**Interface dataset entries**
◆ ◆ ◆ ◆ ◆
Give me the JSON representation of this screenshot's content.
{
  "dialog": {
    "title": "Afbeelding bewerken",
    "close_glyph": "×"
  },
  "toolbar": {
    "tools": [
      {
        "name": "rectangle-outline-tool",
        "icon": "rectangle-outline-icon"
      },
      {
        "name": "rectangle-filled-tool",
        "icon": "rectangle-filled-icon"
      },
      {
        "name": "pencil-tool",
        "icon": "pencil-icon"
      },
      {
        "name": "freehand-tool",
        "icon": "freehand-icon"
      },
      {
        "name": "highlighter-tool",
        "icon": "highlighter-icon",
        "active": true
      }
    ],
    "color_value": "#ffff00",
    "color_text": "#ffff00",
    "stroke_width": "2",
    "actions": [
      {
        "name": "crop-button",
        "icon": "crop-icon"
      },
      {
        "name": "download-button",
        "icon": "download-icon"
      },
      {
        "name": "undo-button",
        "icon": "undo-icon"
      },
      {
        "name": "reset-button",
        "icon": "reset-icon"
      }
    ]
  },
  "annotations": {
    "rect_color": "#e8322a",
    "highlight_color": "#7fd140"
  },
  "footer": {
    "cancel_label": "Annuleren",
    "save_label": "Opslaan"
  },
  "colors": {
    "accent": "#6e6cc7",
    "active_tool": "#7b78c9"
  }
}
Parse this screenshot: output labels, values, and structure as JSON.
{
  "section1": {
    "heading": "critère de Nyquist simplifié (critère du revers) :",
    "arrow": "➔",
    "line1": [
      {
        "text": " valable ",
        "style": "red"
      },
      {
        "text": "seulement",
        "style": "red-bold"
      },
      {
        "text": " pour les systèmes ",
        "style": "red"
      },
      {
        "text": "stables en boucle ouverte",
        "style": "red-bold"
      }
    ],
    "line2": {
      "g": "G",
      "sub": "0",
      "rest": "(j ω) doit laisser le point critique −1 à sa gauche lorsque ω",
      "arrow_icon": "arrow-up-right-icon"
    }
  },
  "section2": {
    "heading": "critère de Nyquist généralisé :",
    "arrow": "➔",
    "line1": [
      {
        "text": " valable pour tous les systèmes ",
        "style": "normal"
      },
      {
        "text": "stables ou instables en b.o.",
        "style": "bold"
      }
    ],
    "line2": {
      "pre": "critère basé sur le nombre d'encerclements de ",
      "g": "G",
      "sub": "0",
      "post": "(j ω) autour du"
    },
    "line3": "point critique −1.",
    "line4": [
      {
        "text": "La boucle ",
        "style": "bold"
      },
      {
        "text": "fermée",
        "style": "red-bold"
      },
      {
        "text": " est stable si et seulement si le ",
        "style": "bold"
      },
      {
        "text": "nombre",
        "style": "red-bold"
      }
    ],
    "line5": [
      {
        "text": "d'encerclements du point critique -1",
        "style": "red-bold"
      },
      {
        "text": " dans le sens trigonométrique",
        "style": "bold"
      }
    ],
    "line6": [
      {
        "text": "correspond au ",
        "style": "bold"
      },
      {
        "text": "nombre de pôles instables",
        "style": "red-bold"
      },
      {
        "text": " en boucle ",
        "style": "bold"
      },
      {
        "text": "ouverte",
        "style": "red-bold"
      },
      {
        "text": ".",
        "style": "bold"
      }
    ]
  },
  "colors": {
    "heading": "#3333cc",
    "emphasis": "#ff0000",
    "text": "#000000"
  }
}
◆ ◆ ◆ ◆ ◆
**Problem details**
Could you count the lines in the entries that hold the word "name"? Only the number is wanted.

**Task output**
9